    I would be very interested in more of your feedback on your experiences using EFT….especially with your medical situation and training. I have a pulling urge to work with cancer patients and have so much information coming to me on a daily basis I am struggling with how to put it together and how to market it to the conventional medical body….any insight and assistance is always welcome.

    Thank you once again for sharing your story….I know that it will inspire others to look for other avenues of treatment….and they need all the info they can get their hands on.

    On another note….I received an email on a Dr Tullio Simoncini and his theory and treatment of cancer….very interesting and the footage he showed of the results was quite profound….would be interested in your opinion on this theory and treatment.

    Look forward to hearing from you,
    Nicky Whisson

  • judy whalan

    Dear Anna

    I first heard of you when my daughter Jeni was in year 7 at NSGHS – she was inspired by your account of your experiences and I am sure that this supported her in her Rhodes quest. She is now doing a D.Phil in Oxford and I would like to thank you for the seed you planted in her.

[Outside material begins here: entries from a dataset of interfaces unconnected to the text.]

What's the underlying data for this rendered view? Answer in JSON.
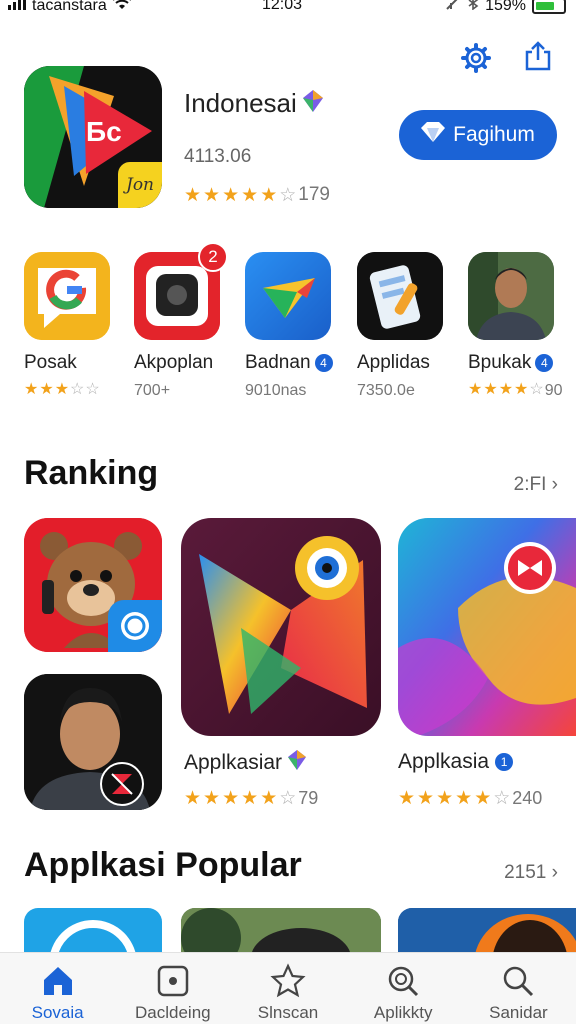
{
  "status_bar": {
    "carrier": "tacanstara",
    "time": "12:03",
    "battery": "159%"
  },
  "header": {
    "settings_icon": "gear-icon",
    "share_icon": "share-icon"
  },
  "featured": {
    "name": "Indonesai",
    "icon_text": "Бс",
    "badge_text": "Jon",
    "subtitle": "4113.06",
    "rating": 4,
    "rating_count": "179",
    "button_label": "Fagihum"
  },
  "apps_row": [
    {
      "name": "Posak",
      "rating": 3,
      "meta": ""
    },
    {
      "name": "Akpoplan",
      "badge": "2",
      "meta": "700+"
    },
    {
      "name": "Badnan",
      "verified": true,
      "meta": "9010nas"
    },
    {
      "name": "Applidas",
      "meta": "7350.0e"
    },
    {
      "name": "Bpukak",
      "verified": true,
      "rating": 3,
      "meta": "90"
    }
  ],
  "ranking": {
    "title": "Ranking",
    "more": "2:FI",
    "apps": [
      {
        "name": "Applkasiar",
        "rating": 4,
        "rating_count": "79"
      },
      {
        "name": "Applkasia",
        "rating": 4,
        "rating_count": "240"
      }
    ]
  },
  "popular": {
    "title": "Applkasi Popular",
    "more": "2151"
  },
  "tabs": [
    {
      "label": "Sovaia",
      "icon": "home-icon",
      "active": true
    },
    {
      "label": "Dacldeing",
      "icon": "square-dot-icon",
      "active": false
    },
    {
      "label": "Slnscan",
      "icon": "star-icon",
      "active": false
    },
    {
      "label": "Aplikkty",
      "icon": "search-icon",
      "active": false
    },
    {
      "label": "Sanidar",
      "icon": "search-icon",
      "active": false
    }
  ],
  "colors": {
    "accent": "#1b63d6",
    "star": "#f2a21b"
  }
}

    I read your story in the Good Weekend and also found inspiration in your words – I have just started exploring meditation and have long believed that we do not know a fraction of what lies within us or how to harness this inner strength. Thank you for your wise and inspiring words and for sharing your amazing and ongoing experience. I wish you continued strength, peace and love as you continue to explore and record your amazing adventure.

    Judy Whalan

  • Don Ockley

    Dear Anna, My experience after diagnosis with agressive prostate cancer two years ago, parallels yours. I can recommend http://www.worldwithoutcancer.org.uk where there is a 41 page download on the benefits of eating apricot kernels.
    Another recommendation is “Cancer – Cause & Cure” by Percy Weston, and the benefit of “Percy’s Powder”.
    But, “The case for a Creator” by Lee Strobel, probes how complex and well made we are and the argument that this did not just happen; it required intelligence.
    Another reference I’ve found helpful is “the Battle for Health is over pH”, by Gary Tunskey, advancing the theory that we need to keep our bodies alkaline to avoid ALL DISEASE. He says the medical profession is too focussed on symptoms and not enough on causes.
    I hope to be able to discuss my experiences with you.
    Best wishes,
    Don Ockley.

  • Franziska Goyo

    Hi Anna,

    Here is Franziska. Do you remember me from our Sattipattana course together in February? I have been thinking of you now and then. And recently our vipassana teacher, Grace, gave me your article in the good weekend, while I was doing 4 days at the vipassana centre in Blackheath. She found it so inspiring. I’ve got a DVD on healing cancer with raw foods and would like to post a copy to you, if you are interested. And if you have the time and energy I’d love to catch up with you.
    E-mail me or call me: my contact details are on my website: http://www.goyointernational.com

    Best wishes, Franziska